    A somewhat hack of this that I have more hope of working is to build the image out of multiple image fields and simply put different scripts on the separate image fields. Oh well, if you have any insight or an opinion on this please share. Thanks,


  3. Stefan Cameron on August 5th, 2006


    Your question was very interesting. So much so that I decided to write an entry about it:

    Tracking Mouse Clicks

    Let me know what you think.

  4. Julia on October 3rd, 2007

    I have a following scenario with regards to the form localization (form is created using Adobe LiveCycle Designer v7.1)
    The labels on the form should change based on the user language selection;
    All the labels reside in the XML file(s), not in the database.
    Do you have an example of the script for this scenario?

    Thanks in advance

  5. Stefan Cameron on October 14th, 2007


    It sounds like you’re pretty much wanting to do what my sample form is doing. My sample form has a few XML data files for various languages that you can load in order to change the captions of various fields to the selected language.

    The problem with XML data files is that they’re files. In this case, there’s no way around requiring the user to be part of the process. The best you can do is give them a button on your form which, when clicked, opens the Import Data dialog by using the following statement in the button’s Click event:;

    This will open the Import Data dialog where the user can find the appropriate XML data file for the language they want and load it into the form in order to change the captions.

    The reason behind this security: Acrobat cannot allow a form to access files on a user’s system without the user’s explicit consent. Requiring the user to choose the XML data file to load into the form implies consent, albeit it doesn’t provide for the best user experience.
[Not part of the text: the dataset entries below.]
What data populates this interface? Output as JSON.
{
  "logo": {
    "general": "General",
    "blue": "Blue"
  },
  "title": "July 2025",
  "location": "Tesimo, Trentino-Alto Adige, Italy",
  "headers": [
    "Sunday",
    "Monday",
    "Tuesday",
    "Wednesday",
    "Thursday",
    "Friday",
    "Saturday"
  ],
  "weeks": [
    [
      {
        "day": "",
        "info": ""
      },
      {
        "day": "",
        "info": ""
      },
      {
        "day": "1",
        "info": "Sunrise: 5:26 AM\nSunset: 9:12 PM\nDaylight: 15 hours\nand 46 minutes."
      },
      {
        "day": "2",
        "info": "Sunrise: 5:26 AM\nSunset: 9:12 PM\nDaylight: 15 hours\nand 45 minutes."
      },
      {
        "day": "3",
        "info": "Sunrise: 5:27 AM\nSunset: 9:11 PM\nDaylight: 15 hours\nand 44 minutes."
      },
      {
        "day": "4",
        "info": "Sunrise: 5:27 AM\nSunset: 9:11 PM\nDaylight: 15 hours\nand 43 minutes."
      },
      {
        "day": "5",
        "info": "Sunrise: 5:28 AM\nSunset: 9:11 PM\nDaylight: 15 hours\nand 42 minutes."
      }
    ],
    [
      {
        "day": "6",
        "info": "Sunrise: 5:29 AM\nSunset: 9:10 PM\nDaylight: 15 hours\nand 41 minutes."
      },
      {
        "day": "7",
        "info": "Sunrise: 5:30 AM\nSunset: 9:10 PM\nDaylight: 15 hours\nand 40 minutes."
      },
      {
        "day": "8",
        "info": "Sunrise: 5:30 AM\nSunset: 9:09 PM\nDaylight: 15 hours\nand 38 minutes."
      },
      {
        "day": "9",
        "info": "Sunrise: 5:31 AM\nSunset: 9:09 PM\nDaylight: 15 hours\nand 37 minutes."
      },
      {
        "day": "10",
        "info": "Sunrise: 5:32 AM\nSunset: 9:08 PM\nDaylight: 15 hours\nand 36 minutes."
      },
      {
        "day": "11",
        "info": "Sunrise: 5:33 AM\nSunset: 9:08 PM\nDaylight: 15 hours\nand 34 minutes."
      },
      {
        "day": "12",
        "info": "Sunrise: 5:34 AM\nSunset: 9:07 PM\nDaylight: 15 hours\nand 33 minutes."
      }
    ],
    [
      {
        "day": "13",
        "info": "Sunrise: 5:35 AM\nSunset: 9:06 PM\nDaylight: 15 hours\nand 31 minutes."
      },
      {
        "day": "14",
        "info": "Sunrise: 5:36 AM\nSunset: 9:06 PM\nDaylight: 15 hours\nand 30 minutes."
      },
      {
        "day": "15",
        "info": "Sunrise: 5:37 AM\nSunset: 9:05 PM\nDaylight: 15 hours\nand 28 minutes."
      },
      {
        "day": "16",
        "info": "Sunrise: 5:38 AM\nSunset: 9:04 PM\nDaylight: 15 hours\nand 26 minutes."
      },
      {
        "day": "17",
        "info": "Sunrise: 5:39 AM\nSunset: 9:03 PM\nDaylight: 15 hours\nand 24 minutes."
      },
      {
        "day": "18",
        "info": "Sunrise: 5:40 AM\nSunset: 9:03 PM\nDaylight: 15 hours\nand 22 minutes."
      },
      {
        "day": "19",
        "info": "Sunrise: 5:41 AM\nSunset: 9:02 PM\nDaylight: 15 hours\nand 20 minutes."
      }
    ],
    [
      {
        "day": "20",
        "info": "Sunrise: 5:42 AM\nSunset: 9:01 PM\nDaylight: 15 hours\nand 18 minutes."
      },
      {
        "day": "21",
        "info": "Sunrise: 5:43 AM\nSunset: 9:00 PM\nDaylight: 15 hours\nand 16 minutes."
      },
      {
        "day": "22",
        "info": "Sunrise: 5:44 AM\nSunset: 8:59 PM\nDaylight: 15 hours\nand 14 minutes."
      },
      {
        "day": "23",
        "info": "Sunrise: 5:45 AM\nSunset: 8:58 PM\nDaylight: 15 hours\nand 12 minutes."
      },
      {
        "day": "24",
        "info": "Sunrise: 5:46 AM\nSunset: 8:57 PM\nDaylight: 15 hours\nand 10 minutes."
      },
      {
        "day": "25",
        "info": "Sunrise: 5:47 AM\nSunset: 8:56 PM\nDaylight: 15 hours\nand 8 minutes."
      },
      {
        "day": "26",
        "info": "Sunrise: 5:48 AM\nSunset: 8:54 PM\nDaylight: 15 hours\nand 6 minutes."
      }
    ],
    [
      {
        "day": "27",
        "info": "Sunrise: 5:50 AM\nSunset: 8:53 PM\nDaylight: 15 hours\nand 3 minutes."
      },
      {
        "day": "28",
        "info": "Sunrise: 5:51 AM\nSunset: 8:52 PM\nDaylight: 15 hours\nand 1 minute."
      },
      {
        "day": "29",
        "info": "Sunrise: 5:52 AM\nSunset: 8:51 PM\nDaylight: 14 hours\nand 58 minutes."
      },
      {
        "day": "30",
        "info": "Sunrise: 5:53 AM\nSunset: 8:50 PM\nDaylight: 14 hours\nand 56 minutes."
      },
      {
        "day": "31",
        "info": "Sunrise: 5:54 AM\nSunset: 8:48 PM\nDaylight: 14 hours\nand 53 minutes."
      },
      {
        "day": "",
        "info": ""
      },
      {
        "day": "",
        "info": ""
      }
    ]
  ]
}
With Acrobat 8.1, there’s also increased security for ODBC and web service data connections whereby Acrobat will ask the user to allow the connection (by clicking on an “Allow” button in a popup dialog) prior to establishing the data connection.